Transmedia Puzzles

Transmedia is a word I only recently discovered after joining Twitter.  From what I understand, the word describes any single experience (usually a story) that spans across multiple media platforms.  Alternate Reality Games are usually good examples of transmedia experiences.  Today I’d like to think and talk about transmedia puzzles, or puzzle experiences that span across multiple platforms and formats rather than being self-contained.

A lot of puzzles stay within the confines of a sheet of paper, a set of instructions, or a webpage, no outside research or other technologies required.  But other puzzles, or series of puzzles that make up a cohesive experience, may guide the player to other platforms and devices for additional clues or next steps.
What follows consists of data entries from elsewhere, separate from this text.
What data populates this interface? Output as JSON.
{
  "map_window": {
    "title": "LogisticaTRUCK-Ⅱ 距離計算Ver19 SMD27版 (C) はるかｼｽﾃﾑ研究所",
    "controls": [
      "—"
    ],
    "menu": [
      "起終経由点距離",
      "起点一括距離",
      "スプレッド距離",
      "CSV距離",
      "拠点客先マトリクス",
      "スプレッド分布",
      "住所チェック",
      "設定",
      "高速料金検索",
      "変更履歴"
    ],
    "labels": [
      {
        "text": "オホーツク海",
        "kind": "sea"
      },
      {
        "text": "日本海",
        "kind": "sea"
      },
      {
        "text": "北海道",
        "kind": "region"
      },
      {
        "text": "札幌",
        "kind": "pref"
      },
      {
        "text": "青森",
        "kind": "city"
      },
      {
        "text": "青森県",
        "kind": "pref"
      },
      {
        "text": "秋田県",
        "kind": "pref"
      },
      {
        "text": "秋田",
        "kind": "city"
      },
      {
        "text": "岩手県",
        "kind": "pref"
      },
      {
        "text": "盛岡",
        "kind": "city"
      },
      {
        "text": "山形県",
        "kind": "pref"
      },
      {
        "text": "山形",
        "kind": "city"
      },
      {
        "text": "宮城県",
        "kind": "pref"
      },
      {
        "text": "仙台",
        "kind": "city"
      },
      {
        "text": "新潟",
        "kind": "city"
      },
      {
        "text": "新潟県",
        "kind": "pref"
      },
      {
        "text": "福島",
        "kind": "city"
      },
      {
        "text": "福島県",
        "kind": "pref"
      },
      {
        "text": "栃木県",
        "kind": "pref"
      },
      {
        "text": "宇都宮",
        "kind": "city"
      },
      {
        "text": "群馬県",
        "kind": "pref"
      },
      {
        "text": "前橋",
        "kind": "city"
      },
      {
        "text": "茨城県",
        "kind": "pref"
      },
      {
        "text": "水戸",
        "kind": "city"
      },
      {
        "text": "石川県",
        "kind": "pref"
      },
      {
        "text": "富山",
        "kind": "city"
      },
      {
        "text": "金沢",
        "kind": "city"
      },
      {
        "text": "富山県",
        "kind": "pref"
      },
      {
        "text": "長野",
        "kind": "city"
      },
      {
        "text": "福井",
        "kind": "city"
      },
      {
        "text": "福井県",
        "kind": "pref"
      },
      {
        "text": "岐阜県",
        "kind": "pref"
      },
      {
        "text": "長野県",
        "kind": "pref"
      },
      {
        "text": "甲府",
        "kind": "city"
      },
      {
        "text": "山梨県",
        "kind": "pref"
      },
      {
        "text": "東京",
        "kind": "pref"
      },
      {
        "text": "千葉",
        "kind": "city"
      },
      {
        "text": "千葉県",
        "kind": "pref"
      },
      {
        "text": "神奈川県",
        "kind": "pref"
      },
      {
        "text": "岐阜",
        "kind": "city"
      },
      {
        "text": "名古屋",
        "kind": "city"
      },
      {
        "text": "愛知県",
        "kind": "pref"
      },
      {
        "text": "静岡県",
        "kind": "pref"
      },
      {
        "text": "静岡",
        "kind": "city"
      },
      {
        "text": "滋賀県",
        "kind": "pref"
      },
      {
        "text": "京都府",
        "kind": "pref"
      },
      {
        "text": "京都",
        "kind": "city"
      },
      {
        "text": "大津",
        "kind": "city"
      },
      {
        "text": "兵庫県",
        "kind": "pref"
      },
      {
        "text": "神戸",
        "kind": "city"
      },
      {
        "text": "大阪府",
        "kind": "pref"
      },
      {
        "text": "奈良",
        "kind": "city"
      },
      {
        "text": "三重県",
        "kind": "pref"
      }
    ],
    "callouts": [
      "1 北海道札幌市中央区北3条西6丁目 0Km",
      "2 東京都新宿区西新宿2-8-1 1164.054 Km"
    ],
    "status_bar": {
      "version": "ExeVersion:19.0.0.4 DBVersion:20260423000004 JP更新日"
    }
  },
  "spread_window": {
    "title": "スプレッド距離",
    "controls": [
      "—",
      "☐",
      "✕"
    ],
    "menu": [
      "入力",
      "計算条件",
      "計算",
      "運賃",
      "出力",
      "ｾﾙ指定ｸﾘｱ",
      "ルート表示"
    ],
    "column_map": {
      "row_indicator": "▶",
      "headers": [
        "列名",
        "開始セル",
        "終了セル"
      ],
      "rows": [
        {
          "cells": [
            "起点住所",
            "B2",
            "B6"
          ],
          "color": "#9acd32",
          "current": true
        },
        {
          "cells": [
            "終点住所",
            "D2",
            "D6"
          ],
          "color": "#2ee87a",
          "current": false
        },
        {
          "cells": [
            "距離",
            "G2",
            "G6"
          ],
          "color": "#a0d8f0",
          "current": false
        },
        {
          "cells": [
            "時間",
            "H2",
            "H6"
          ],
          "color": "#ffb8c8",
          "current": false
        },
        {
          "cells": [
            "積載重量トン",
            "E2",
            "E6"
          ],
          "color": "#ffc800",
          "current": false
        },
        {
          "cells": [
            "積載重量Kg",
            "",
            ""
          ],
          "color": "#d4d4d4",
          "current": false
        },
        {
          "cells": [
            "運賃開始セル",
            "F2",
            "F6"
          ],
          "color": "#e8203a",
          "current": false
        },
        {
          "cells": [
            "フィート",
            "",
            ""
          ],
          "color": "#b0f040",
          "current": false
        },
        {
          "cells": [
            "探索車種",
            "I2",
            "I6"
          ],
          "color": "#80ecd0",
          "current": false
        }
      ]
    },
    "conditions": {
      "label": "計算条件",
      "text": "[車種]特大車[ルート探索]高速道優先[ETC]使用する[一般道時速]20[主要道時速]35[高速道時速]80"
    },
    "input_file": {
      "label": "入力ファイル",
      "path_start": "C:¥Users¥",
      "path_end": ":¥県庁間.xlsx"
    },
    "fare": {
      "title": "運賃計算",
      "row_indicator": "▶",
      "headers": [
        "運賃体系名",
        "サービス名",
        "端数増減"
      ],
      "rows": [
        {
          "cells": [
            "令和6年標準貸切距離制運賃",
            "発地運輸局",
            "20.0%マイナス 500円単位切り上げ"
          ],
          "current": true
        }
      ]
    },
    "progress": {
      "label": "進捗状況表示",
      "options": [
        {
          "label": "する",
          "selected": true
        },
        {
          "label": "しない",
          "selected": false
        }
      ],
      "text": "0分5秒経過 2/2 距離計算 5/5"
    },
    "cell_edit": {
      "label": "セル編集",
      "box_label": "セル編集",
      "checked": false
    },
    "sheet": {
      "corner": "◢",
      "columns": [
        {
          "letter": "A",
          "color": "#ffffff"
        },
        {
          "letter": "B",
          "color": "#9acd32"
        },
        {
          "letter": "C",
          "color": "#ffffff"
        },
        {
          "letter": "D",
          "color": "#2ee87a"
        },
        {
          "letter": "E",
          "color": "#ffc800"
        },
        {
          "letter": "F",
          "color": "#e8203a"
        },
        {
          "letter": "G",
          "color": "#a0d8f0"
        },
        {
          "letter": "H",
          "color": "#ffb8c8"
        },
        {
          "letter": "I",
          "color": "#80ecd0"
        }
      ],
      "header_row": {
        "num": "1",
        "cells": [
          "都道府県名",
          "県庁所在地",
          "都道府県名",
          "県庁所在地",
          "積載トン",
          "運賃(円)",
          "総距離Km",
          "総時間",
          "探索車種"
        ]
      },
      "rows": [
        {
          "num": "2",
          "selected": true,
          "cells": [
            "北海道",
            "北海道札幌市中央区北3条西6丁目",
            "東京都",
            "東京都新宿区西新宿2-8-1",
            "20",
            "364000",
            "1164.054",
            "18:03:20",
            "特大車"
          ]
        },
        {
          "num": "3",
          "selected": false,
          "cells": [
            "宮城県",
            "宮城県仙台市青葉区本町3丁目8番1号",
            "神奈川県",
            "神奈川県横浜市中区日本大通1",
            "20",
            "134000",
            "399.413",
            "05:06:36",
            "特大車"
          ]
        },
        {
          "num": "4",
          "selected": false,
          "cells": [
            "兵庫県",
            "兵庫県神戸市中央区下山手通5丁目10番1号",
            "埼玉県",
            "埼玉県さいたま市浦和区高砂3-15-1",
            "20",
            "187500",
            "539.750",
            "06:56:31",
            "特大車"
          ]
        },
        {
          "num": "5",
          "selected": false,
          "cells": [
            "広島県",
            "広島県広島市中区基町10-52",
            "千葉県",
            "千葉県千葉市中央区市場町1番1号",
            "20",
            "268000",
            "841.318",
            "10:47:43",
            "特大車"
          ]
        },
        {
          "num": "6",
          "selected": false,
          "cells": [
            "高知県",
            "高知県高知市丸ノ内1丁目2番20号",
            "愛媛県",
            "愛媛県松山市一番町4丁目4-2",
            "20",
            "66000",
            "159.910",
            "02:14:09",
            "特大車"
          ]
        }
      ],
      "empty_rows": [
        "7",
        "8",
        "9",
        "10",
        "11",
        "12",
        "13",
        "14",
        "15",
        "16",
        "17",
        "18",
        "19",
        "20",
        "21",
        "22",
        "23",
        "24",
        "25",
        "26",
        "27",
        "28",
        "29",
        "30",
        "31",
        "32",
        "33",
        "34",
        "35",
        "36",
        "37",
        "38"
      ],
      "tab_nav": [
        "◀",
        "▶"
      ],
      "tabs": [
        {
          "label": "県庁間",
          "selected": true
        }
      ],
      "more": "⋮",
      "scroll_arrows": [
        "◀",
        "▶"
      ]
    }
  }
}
So maybe let’s take a look at all the different platforms and formats a puzzle experience might include!  As usual, definitions are always fuzzy and in flux.

Printed Material – Puzzle or clue transmitted via print.  Simple handouts, maps, photos, books, brochures, newspaper ads or clippings, journals, calendars, posters, currency, advertisements, mail, magazines, etc.  Maybe also includes things like inscriptions/engravings

Web Page – Puzzle or clue utilizing web format.  Might include audio/visual elements, black-on-black text, dynamic events, password protection, or information hidden in HTML.

Phone – A clue or puzzle element obtained by making a phonecall and either connecting with another person, or accessing a voice mail recording.  Can also include the mysterious ringing payphone which the player must answer.

Recording Media and Playback Devices – MP3s, USB drives, CDs, DVDs, VHS tapes, and cassette tapes (floppy disks?) used to transmit audio and visual clues.  Played via format-specific device, TVs, radio, phone, computer, car stereo,

Video Games – Not sure I have any real puzzle examples of this.  Maybe the Ready Player One contest?  Games are a lot of work to produce, so it makes sense that they wouldn’t be used very often.

Performance – A clue or puzzle is conveyed to the player via spoken word or musical or theatrical performance.  A staple of Post Hunt, where at least one clue is always given via a stage performance.  Also includes encounters with actors/plants.


Of course there are other methods for conveying a clue that fall outside the traditional piece of paper or webpage, but I’m not sure they count as “media” platforms.  For example…

Consumable Items – Weird, and worth mentioning!  Not sure how exactly to define it except with examples, which include a Post Hunt puzzle that involved identifying the flavor of a fortune cookie, and an Amazing Raze puzzle that involved identifying a specific tea by taste or smell.

I still find myself wanting to talk about things like that though, because they really fit in with this general concept of a puzzle experience spanning multiple methods, formats, platforms, devices, etc.  So maybe “transmedia” isn’t the word I’m looking for to describe this concept?  Or maybe I should move in the other direction… if media are “tools used to store and deliver information or data,” and the information is “a certain flavor,” can I describe food as a media format?  Aw yeah semantics.

I think the other problem I’m having with “transmedia” here is that usually transmedia is meant to describe one cohesive experience that spans across several platforms, while I’m interested in any puzzle that includes any element that isn’t just a piece of a paper or a website, in any capacity.  I’ve discussed before that I really enjoy any puzzle or experience that takes me outside of the usual, expected realm.  It might just be the novelty that sets them apart from the dozens of other traditional puzzles I have on my to-play list, or maybe these non-traditional puzzle formats tend to tap into a different area of the puzzle-solving brain, one that I’m more comfortable using.

I think things can get really interesting when you keep taking things back another step in terms of context.  For example, maybe you want to give players a clue, and you decide to deliver it via audio.  Then you might take a step back and say you want players to hear the audio via car stereo.  One more step back, and players might have to searching a parking garage for a specific car that has the CD clue in the stereo.  Exciting!

Did I miss any media formats in my definitions?  Do you generally prefer a puzzle that is contained to just a piece of paper or web page, or would you rather play a puzzle that takes you on a journey from format to format?